All records must be quoted exactly. Omit the pictures.

BEGIN Data supplied

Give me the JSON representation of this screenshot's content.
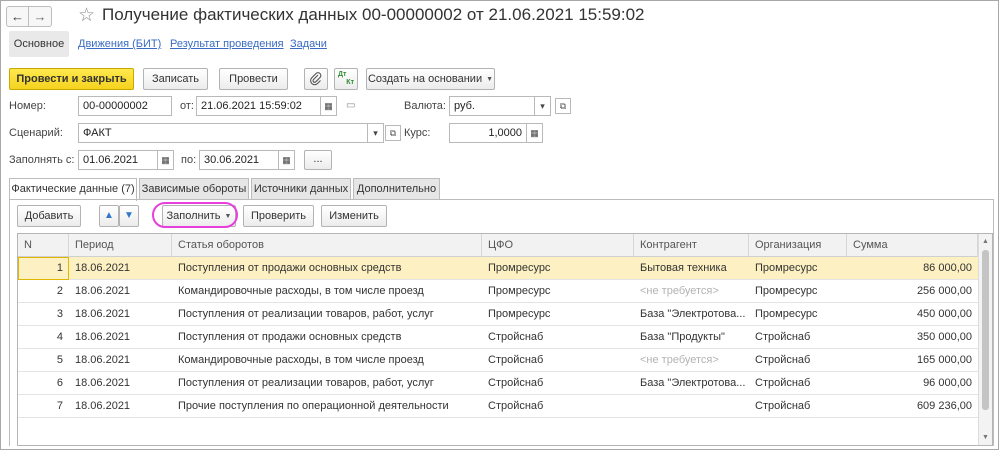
{
  "title": "Получение фактических данных 00-00000002 от 21.06.2021 15:59:02",
  "nav": {
    "back_glyph": "←",
    "forward_glyph": "→",
    "star_glyph": "☆"
  },
  "section_tabs": [
    "Основное",
    "Движения (БИТ)",
    "Результат проведения",
    "Задачи"
  ],
  "toolbar": {
    "post_close": "Провести и закрыть",
    "save": "Записать",
    "post": "Провести",
    "create_based": "Создать на основании",
    "dtkt_top": "Дт",
    "dtkt_bottom": "Кт"
  },
  "form": {
    "number_label": "Номер:",
    "number_value": "00-00000002",
    "from_label": "от:",
    "from_value": "21.06.2021 15:59:02",
    "currency_label": "Валюта:",
    "currency_value": "руб.",
    "scenario_label": "Сценарий:",
    "scenario_value": "ФАКТ",
    "rate_label": "Курс:",
    "rate_value": "1,0000",
    "fill_from_label": "Заполнять с:",
    "fill_from_value": "01.06.2021",
    "to_label": "по:",
    "to_value": "30.06.2021",
    "ellipsis": "..."
  },
  "content_tabs": [
    "Фактические данные (7)",
    "Зависимые обороты",
    "Источники данных",
    "Дополнительно"
  ],
  "table_toolbar": {
    "add": "Добавить",
    "fill": "Заполнить",
    "check": "Проверить",
    "change": "Изменить"
  },
  "table": {
    "columns": [
      "N",
      "Период",
      "Статья оборотов",
      "ЦФО",
      "Контрагент",
      "Организация",
      "Сумма"
    ],
    "rows": [
      [
        "1",
        "18.06.2021",
        "Поступления от продажи основных средств",
        "Промресурс",
        "Бытовая техника",
        "Промресурс",
        "86 000,00"
      ],
      [
        "2",
        "18.06.2021",
        "Командировочные расходы, в том числе проезд",
        "Промресурс",
        "<не требуется>",
        "Промресурс",
        "256 000,00"
      ],
      [
        "3",
        "18.06.2021",
        "Поступления от реализации товаров, работ, услуг",
        "Промресурс",
        "База \"Электротова...",
        "Промресурс",
        "450 000,00"
      ],
      [
        "4",
        "18.06.2021",
        "Поступления от продажи основных средств",
        "Стройснаб",
        "База \"Продукты\"",
        "Стройснаб",
        "350 000,00"
      ],
      [
        "5",
        "18.06.2021",
        "Командировочные расходы, в том числе проезд",
        "Стройснаб",
        "<не требуется>",
        "Стройснаб",
        "165 000,00"
      ],
      [
        "6",
        "18.06.2021",
        "Поступления от реализации товаров, работ, услуг",
        "Стройснаб",
        "База \"Электротова...",
        "Стройснаб",
        "96 000,00"
      ],
      [
        "7",
        "18.06.2021",
        "Прочие поступления по операционной деятельности",
        "Стройснаб",
        "",
        "Стройснаб",
        "609 236,00"
      ]
    ]
  },
  "colors": {
    "accent_yellow": "#f5d21f",
    "link_blue": "#3a6bc2",
    "selected_row": "#fdf1c3",
    "highlight_ring": "#e63fdc"
  }
}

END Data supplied

__Solution for this problem__
Give me the JSON representation of this screenshot's content.
{
  "title": "Получение фактических данных 00-00000002 от 21.06.2021 15:59:02",
  "nav": {
    "back_glyph": "←",
    "forward_glyph": "→",
    "star_glyph": "☆"
  },
  "section_tabs": [
    "Основное",
    "Движения (БИТ)",
    "Результат проведения",
    "Задачи"
  ],
  "toolbar": {
    "post_close": "Провести и закрыть",
    "save": "Записать",
    "post": "Провести",
    "create_based": "Создать на основании",
    "dtkt_top": "Дт",
    "dtkt_bottom": "Кт"
  },
  "form": {
    "number_label": "Номер:",
    "number_value": "00-00000002",
    "from_label": "от:",
    "from_value": "21.06.2021 15:59:02",
    "currency_label": "Валюта:",
    "currency_value": "руб.",
    "scenario_label": "Сценарий:",
    "scenario_value": "ФАКТ",
    "rate_label": "Курс:",
    "rate_value": "1,0000",
    "fill_from_label": "Заполнять с:",
    "fill_from_value": "01.06.2021",
    "to_label": "по:",
    "to_value": "30.06.2021",
    "ellipsis": "..."
  },
  "content_tabs": [
    "Фактические данные (7)",
    "Зависимые обороты",
    "Источники данных",
    "Дополнительно"
  ],
  "table_toolbar": {
    "add": "Добавить",
    "fill": "Заполнить",
    "check": "Проверить",
    "change": "Изменить"
  },
  "table": {
    "columns": [
      "N",
      "Период",
      "Статья оборотов",
      "ЦФО",
      "Контрагент",
      "Организация",
      "Сумма"
    ],
    "rows": [
      [
        "1",
        "18.06.2021",
        "Поступления от продажи основных средств",
        "Промресурс",
        "Бытовая техника",
        "Промресурс",
        "86 000,00"
      ],
      [
        "2",
        "18.06.2021",
        "Командировочные расходы, в том числе проезд",
        "Промресурс",
        "<не требуется>",
        "Промресурс",
        "256 000,00"
      ],
      [
        "3",
        "18.06.2021",
        "Поступления от реализации товаров, работ, услуг",
        "Промресурс",
        "База \"Электротова...",
        "Промресурс",
        "450 000,00"
      ],
      [
        "4",
        "18.06.2021",
        "Поступления от продажи основных средств",
        "Стройснаб",
        "База \"Продукты\"",
        "Стройснаб",
        "350 000,00"
      ],
      [
        "5",
        "18.06.2021",
        "Командировочные расходы, в том числе проезд",
        "Стройснаб",
        "<не требуется>",
        "Стройснаб",
        "165 000,00"
      ],
      [
        "6",
        "18.06.2021",
        "Поступления от реализации товаров, работ, услуг",
        "Стройснаб",
        "База \"Электротова...",
        "Стройснаб",
        "96 000,00"
      ],
      [
        "7",
        "18.06.2021",
        "Прочие поступления по операционной деятельности",
        "Стройснаб",
        "",
        "Стройснаб",
        "609 236,00"
      ]
    ]
  },
  "colors": {
    "accent_yellow": "#f5d21f",
    "link_blue": "#3a6bc2",
    "selected_row": "#fdf1c3",
    "highlight_ring": "#e63fdc"
  }
}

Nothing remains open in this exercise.